[Data about app and page elements]
----------------------------------------

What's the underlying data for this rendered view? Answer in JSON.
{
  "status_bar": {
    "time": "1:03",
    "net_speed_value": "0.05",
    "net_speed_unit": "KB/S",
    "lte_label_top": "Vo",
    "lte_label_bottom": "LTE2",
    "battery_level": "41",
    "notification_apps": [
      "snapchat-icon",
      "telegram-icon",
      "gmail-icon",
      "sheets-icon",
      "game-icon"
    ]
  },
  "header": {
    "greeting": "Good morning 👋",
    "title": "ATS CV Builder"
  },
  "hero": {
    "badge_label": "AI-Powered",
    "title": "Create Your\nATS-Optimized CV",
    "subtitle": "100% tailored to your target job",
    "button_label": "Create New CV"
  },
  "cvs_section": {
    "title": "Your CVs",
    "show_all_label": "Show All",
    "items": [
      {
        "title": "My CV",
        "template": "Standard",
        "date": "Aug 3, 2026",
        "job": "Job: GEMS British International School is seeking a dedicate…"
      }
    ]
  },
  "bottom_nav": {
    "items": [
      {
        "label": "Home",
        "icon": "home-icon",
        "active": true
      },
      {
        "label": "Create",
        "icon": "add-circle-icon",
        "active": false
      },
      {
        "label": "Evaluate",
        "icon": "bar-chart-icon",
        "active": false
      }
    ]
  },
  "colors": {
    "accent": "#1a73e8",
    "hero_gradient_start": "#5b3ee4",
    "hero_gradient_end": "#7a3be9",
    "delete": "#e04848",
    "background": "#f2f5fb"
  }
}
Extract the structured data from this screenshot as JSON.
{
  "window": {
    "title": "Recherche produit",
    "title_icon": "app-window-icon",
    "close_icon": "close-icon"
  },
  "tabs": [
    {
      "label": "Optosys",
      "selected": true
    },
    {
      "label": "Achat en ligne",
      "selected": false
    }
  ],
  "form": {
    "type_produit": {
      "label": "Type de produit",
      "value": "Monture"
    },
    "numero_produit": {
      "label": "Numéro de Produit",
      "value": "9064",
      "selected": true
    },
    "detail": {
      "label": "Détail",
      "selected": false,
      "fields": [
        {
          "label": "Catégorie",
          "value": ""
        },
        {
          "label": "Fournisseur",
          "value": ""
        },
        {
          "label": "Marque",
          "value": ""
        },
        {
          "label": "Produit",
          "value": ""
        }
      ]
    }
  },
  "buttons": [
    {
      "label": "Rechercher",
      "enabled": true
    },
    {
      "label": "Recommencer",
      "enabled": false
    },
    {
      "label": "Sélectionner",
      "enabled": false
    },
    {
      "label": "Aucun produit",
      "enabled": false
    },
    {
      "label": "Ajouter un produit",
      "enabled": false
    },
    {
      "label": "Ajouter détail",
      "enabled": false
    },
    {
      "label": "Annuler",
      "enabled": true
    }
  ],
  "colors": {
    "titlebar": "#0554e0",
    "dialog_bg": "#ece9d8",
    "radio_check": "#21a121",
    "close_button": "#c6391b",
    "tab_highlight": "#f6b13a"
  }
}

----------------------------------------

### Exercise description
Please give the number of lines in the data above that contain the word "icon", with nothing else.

### Result of this exercise
10